These are the dogs who tend to rip up doorways, carpets or your shoes when you leave them alone. And of course, they look really angry and will often try to stop you from leaving if you start to get ready to depart. Some use their bodies – they get in the way, they refuse to get out of doorways or your car, and others can resort to using aggression to stop you from leaving.
2. SEPARATION DELIGHT:
This is a tricky one – if you have a dog who tears up magazines, couches, clothes or any other random items he can get his teeth on, he may actually not be anxious when you leave him alone, but rather delighted to have unsupervised access to all those fun things (OR he may be bored).
If your dog simply doesn’t seem to care when you are getting ready to leave, looks happy when you’re going, and of course is exhausted or fast asleep upon your return - you can easily test to see if he’s truly experiencing distress.
- provide him with an assortment of chew toys e.g. stuffed Kongs or his regular favourites that he can safely chew on.
- scatter his food / treats around the house for him to search, find and enjoy.
The tell-tale sign of true distress is that the dog is usually too upset to eat, therefore if yours is merrily guzzling down anything yummie he can find, it’s unlikely that he’s too worried about your departure.
It can be difficult to monitor your dog to see what he’s like when you’re not home, but a remotely accessed baby cam can do wonders here.
If you decide to set up a camera, please don’t put it within reach (as most electronic recording equipment is expensive and you don’t want your dog to chew on your camera while you watch from the other end).
At the end of the day, if you’re unsure about your pet’s emotional response to being left alone, please don’t hesitate to ask for advice – because prevention is always better than cure.

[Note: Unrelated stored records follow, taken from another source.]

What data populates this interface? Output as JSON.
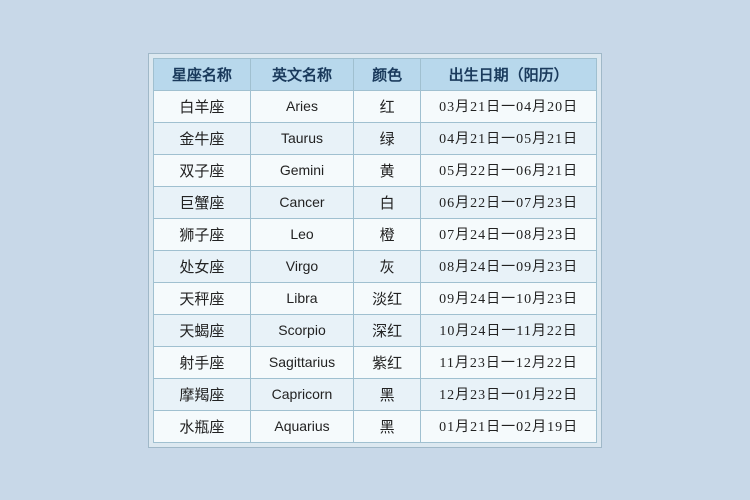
{
  "table": {
    "headers": [
      "星座名称",
      "英文名称",
      "颜色",
      "出生日期（阳历）"
    ],
    "rows": [
      {
        "chinese": "白羊座",
        "english": "Aries",
        "color": "红",
        "dates": "03月21日一04月20日"
      },
      {
        "chinese": "金牛座",
        "english": "Taurus",
        "color": "绿",
        "dates": "04月21日一05月21日"
      },
      {
        "chinese": "双子座",
        "english": "Gemini",
        "color": "黄",
        "dates": "05月22日一06月21日"
      },
      {
        "chinese": "巨蟹座",
        "english": "Cancer",
        "color": "白",
        "dates": "06月22日一07月23日"
      },
      {
        "chinese": "狮子座",
        "english": "Leo",
        "color": "橙",
        "dates": "07月24日一08月23日"
      },
      {
        "chinese": "处女座",
        "english": "Virgo",
        "color": "灰",
        "dates": "08月24日一09月23日"
      },
      {
        "chinese": "天秤座",
        "english": "Libra",
        "color": "淡红",
        "dates": "09月24日一10月23日"
      },
      {
        "chinese": "天蝎座",
        "english": "Scorpio",
        "color": "深红",
        "dates": "10月24日一11月22日"
      },
      {
        "chinese": "射手座",
        "english": "Sagittarius",
        "color": "紫红",
        "dates": "11月23日一12月22日"
      },
      {
        "chinese": "摩羯座",
        "english": "Capricorn",
        "color": "黑",
        "dates": "12月23日一01月22日"
      },
      {
        "chinese": "水瓶座",
        "english": "Aquarius",
        "color": "黑",
        "dates": "01月21日一02月19日"
      }
    ]
  }
}
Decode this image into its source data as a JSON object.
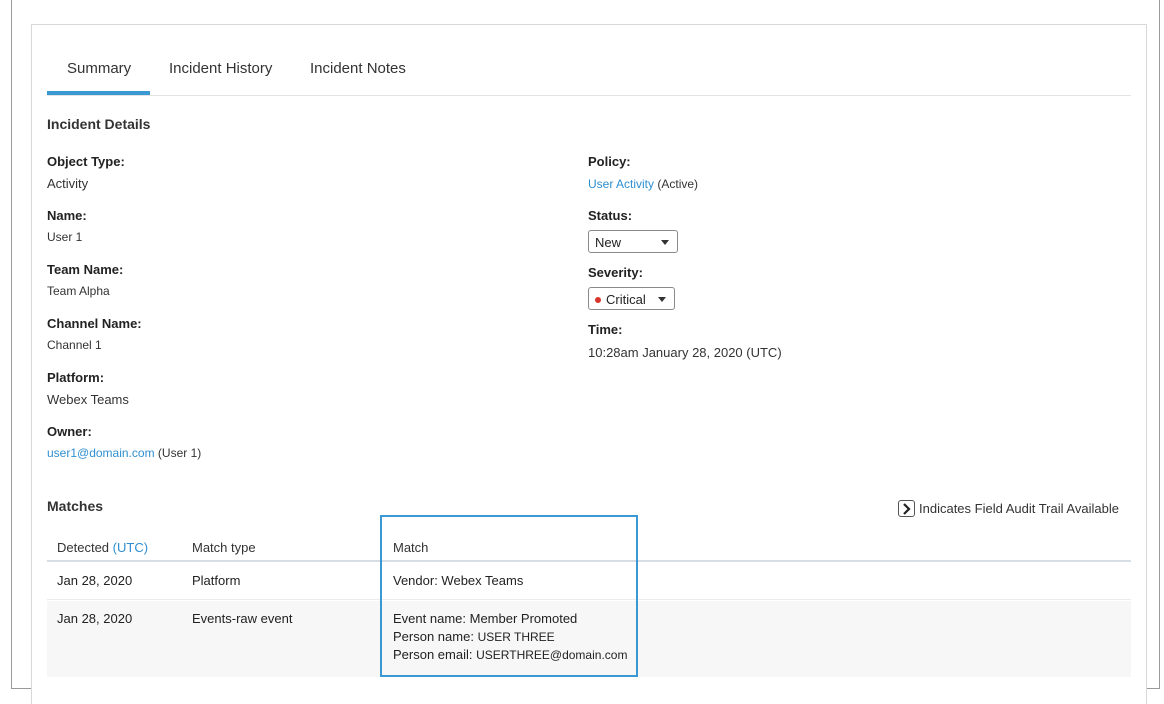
{
  "tabs": [
    {
      "label": "Summary"
    },
    {
      "label": "Incident History"
    },
    {
      "label": "Incident Notes"
    }
  ],
  "incident_details": {
    "title": "Incident Details",
    "object_type": {
      "label": "Object Type:",
      "value": "Activity"
    },
    "name": {
      "label": "Name:",
      "value": "User 1"
    },
    "team_name": {
      "label": "Team Name:",
      "value": "Team Alpha"
    },
    "channel_name": {
      "label": "Channel Name:",
      "value": "Channel 1"
    },
    "platform": {
      "label": "Platform:",
      "value": "Webex Teams"
    },
    "owner": {
      "label": "Owner:",
      "email": "user1@domain.com",
      "suffix": "(User 1)"
    },
    "policy": {
      "label": "Policy:",
      "link": "User Activity",
      "suffix": "(Active)"
    },
    "status": {
      "label": "Status:",
      "value": "New"
    },
    "severity": {
      "label": "Severity:",
      "value": "Critical"
    },
    "time": {
      "label": "Time:",
      "value": "10:28am January 28, 2020 (UTC)"
    }
  },
  "matches": {
    "title": "Matches",
    "audit_note": "Indicates Field Audit Trail Available",
    "columns": {
      "detected": "Detected",
      "detected_tz": "(UTC)",
      "match_type": "Match type",
      "match": "Match"
    },
    "rows": [
      {
        "detected": "Jan 28, 2020",
        "match_type": "Platform",
        "match": "Vendor: Webex Teams"
      },
      {
        "detected": "Jan 28, 2020",
        "match_type": "Events-raw event",
        "event_name_label": "Event name:",
        "event_name": "Member Promoted",
        "person_name_label": "Person name:",
        "person_name": "USER THREE",
        "person_email_label": "Person email:",
        "person_email": "USERTHREE@domain.com"
      }
    ]
  },
  "colors": {
    "accent": "#3a98d2",
    "link": "#2f8fd0",
    "critical": "#d9342b"
  }
}
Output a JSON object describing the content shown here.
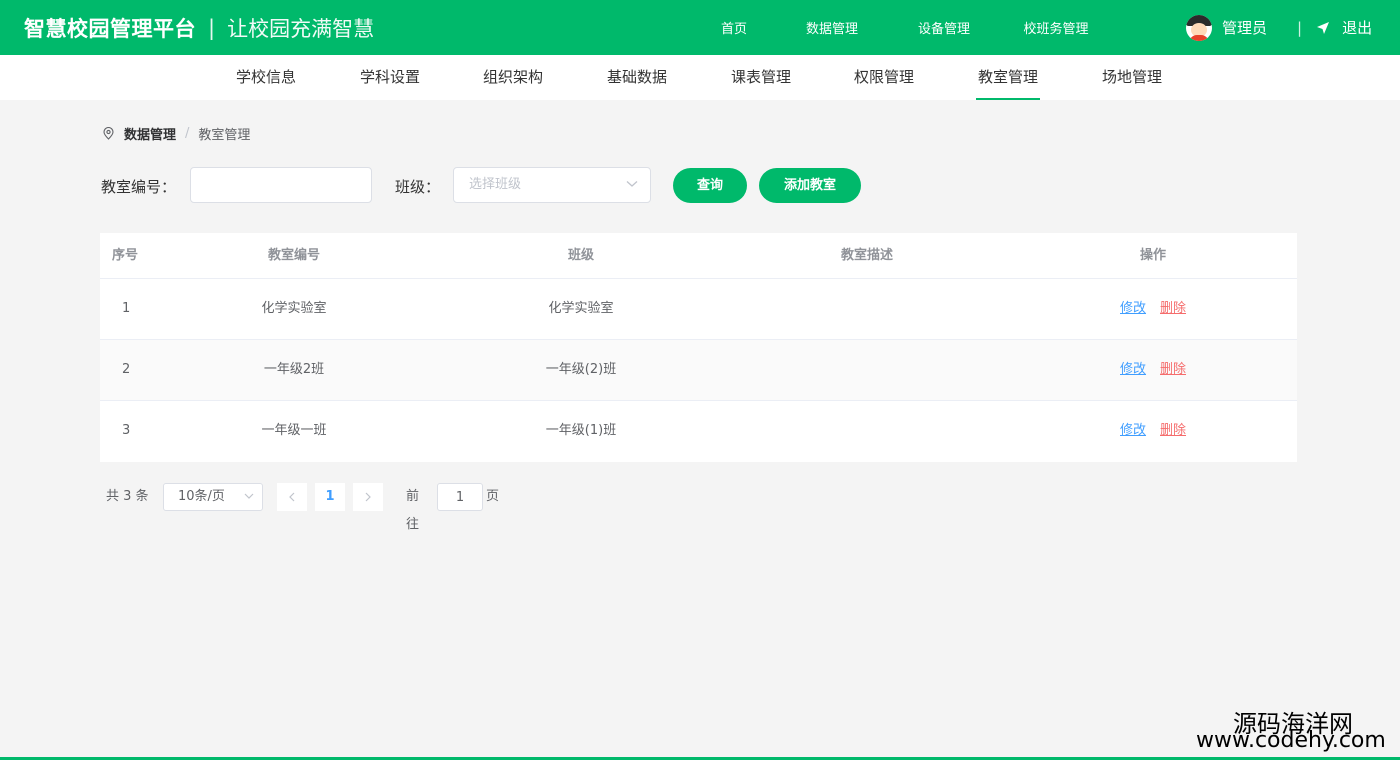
{
  "header": {
    "title": "智慧校园管理平台",
    "separator": "|",
    "slogan": "让校园充满智慧",
    "nav": [
      "首页",
      "数据管理",
      "设备管理",
      "校班务管理"
    ],
    "user_name": "管理员",
    "divider": "|",
    "logout_label": "退出",
    "accent_color": "#00b96b"
  },
  "subnav": {
    "items": [
      "学校信息",
      "学科设置",
      "组织架构",
      "基础数据",
      "课表管理",
      "权限管理",
      "教室管理",
      "场地管理"
    ],
    "active": "教室管理"
  },
  "breadcrumb": {
    "level1": "数据管理",
    "separator": "/",
    "level2": "教室管理"
  },
  "search": {
    "room_label": "教室编号：",
    "room_value": "",
    "class_label": "班级：",
    "class_placeholder": "选择班级",
    "query_button": "查询",
    "add_button": "添加教室"
  },
  "table": {
    "columns": [
      "序号",
      "教室编号",
      "班级",
      "教室描述",
      "操作"
    ],
    "rows": [
      {
        "index": "1",
        "room": "化学实验室",
        "class": "化学实验室",
        "desc": "",
        "edit": "修改",
        "delete": "删除"
      },
      {
        "index": "2",
        "room": "一年级2班",
        "class": "一年级(2)班",
        "desc": "",
        "edit": "修改",
        "delete": "删除"
      },
      {
        "index": "3",
        "room": "一年级一班",
        "class": "一年级(1)班",
        "desc": "",
        "edit": "修改",
        "delete": "删除"
      }
    ]
  },
  "pagination": {
    "total_text": "共 3 条",
    "page_size": "10条/页",
    "prev_icon": "chevron-left-icon",
    "current_page": "1",
    "next_icon": "chevron-right-icon",
    "goto_label": "前往",
    "goto_value": "1",
    "goto_suffix": "页"
  },
  "watermark": {
    "line1": "源码海洋网",
    "line2": "www.codehy.com"
  }
}
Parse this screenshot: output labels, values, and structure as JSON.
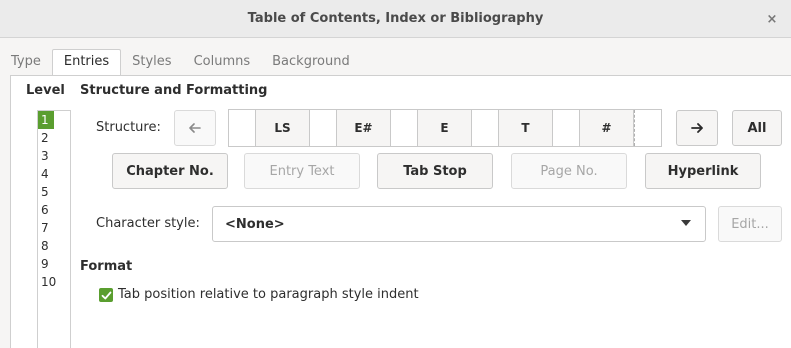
{
  "window": {
    "title": "Table of Contents, Index or Bibliography",
    "close_glyph": "×"
  },
  "tabs": [
    {
      "label": "Type",
      "active": false
    },
    {
      "label": "Entries",
      "active": true
    },
    {
      "label": "Styles",
      "active": false
    },
    {
      "label": "Columns",
      "active": false
    },
    {
      "label": "Background",
      "active": false
    }
  ],
  "level": {
    "heading": "Level",
    "items": [
      "1",
      "2",
      "3",
      "4",
      "5",
      "6",
      "7",
      "8",
      "9",
      "10"
    ],
    "selected": "1"
  },
  "structure_formatting": {
    "heading": "Structure and Formatting",
    "structure_label": "Structure:",
    "tokens": [
      "LS",
      "E#",
      "E",
      "T",
      "#"
    ],
    "all_label": "All"
  },
  "insert_buttons": {
    "chapter_no": "Chapter No.",
    "entry_text": "Entry Text",
    "tab_stop": "Tab Stop",
    "page_no": "Page No.",
    "hyperlink": "Hyperlink"
  },
  "character_style": {
    "label": "Character style:",
    "value": "<None>",
    "edit_label": "Edit..."
  },
  "format": {
    "heading": "Format",
    "tab_position_label": "Tab position relative to paragraph style indent",
    "tab_position_checked": true
  },
  "colors": {
    "accent": "#5a9e2f",
    "dialog_bg": "#f6f5f4",
    "panel_bg": "#ffffff"
  }
}
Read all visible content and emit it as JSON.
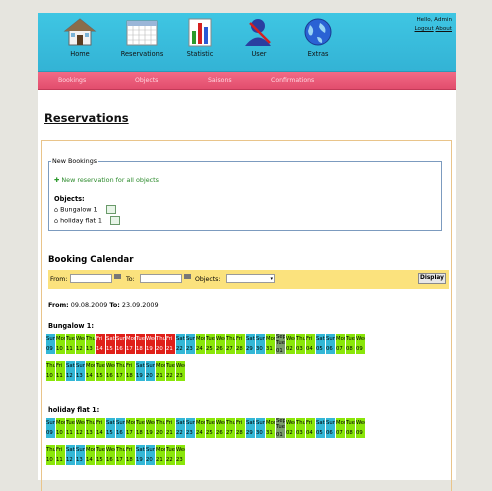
{
  "header": {
    "nav": [
      {
        "label": "Home",
        "icon": "house-icon"
      },
      {
        "label": "Reservations",
        "icon": "calendar-icon"
      },
      {
        "label": "Statistic",
        "icon": "bar-chart-icon"
      },
      {
        "label": "User",
        "icon": "user-icon"
      },
      {
        "label": "Extras",
        "icon": "globe-icon"
      }
    ],
    "greeting": "Hello, Admin",
    "logout": "Logout",
    "about": "About"
  },
  "subnav": [
    "Bookings",
    "Objects",
    "Saisons",
    "Confirmations"
  ],
  "page_title": "Reservations",
  "new_bookings": {
    "legend": "New Bookings",
    "new_link": "New reservation for all objects",
    "objects_label": "Objects:",
    "objects": [
      "Bungalow 1",
      "holiday flat 1"
    ]
  },
  "calendar": {
    "title": "Booking Calendar",
    "from_label": "From:",
    "to_label": "To:",
    "objects_label": "Objects:",
    "display_button": "Display",
    "range_from_label": "From:",
    "range_from": "09.08.2009",
    "range_to_label": "To:",
    "range_to": "23.09.2009",
    "objects": [
      {
        "name": "Bungalow 1:",
        "rows": [
          [
            "Sun|09|we",
            "Mon|10|free",
            "Tue|11|free",
            "Wed|12|free",
            "Thu|13|free",
            "Fri|14|booked",
            "Sat|15|booked",
            "Sun|16|booked",
            "Mon|17|booked",
            "Tue|18|booked",
            "Wed|19|booked",
            "Thu|20|booked",
            "Fri|21|booked",
            "Sat|22|we",
            "Sun|23|we",
            "Mon|24|free",
            "Tue|25|free",
            "Wed|26|free",
            "Thu|27|free",
            "Fri|28|free",
            "Sat|29|we",
            "Sun|30|we",
            "Mon|31|free",
            "Sep Tue|01|today",
            "Wed|02|free",
            "Thu|03|free",
            "Fri|04|free",
            "Sat|05|we",
            "Sun|06|we",
            "Mon|07|free",
            "Tue|08|free",
            "Wed|09|free"
          ],
          [
            "Thu|10|free",
            "Fri|11|free",
            "Sat|12|we",
            "Sun|13|we",
            "Mon|14|free",
            "Tue|15|free",
            "Wed|16|free",
            "Thu|17|free",
            "Fri|18|free",
            "Sat|19|we",
            "Sun|20|we",
            "Mon|21|free",
            "Tue|22|free",
            "Wed|23|free"
          ]
        ]
      },
      {
        "name": "holiday flat 1:",
        "rows": [
          [
            "Sun|09|we",
            "Mon|10|free",
            "Tue|11|free",
            "Wed|12|free",
            "Thu|13|free",
            "Fri|14|free",
            "Sat|15|we",
            "Sun|16|we",
            "Mon|17|free",
            "Tue|18|free",
            "Wed|19|free",
            "Thu|20|free",
            "Fri|21|free",
            "Sat|22|we",
            "Sun|23|we",
            "Mon|24|free",
            "Tue|25|free",
            "Wed|26|free",
            "Thu|27|free",
            "Fri|28|free",
            "Sat|29|we",
            "Sun|30|we",
            "Mon|31|free",
            "Sep Tue|01|today",
            "Wed|02|free",
            "Thu|03|free",
            "Fri|04|free",
            "Sat|05|we",
            "Sun|06|we",
            "Mon|07|free",
            "Tue|08|free",
            "Wed|09|free"
          ],
          [
            "Thu|10|free",
            "Fri|11|free",
            "Sat|12|we",
            "Sun|13|we",
            "Mon|14|free",
            "Tue|15|free",
            "Wed|16|free",
            "Thu|17|free",
            "Fri|18|free",
            "Sat|19|we",
            "Sun|20|we",
            "Mon|21|free",
            "Tue|22|free",
            "Wed|23|free"
          ]
        ]
      }
    ]
  },
  "colors": {
    "free": "#8ae60a",
    "weekend": "#33b7d6",
    "booked": "#e0201a",
    "today": "#7c9d6e"
  }
}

Keep a look out for part 3 in the series where I’ll cover what can be done to prevent separation distress. ‘Till next time!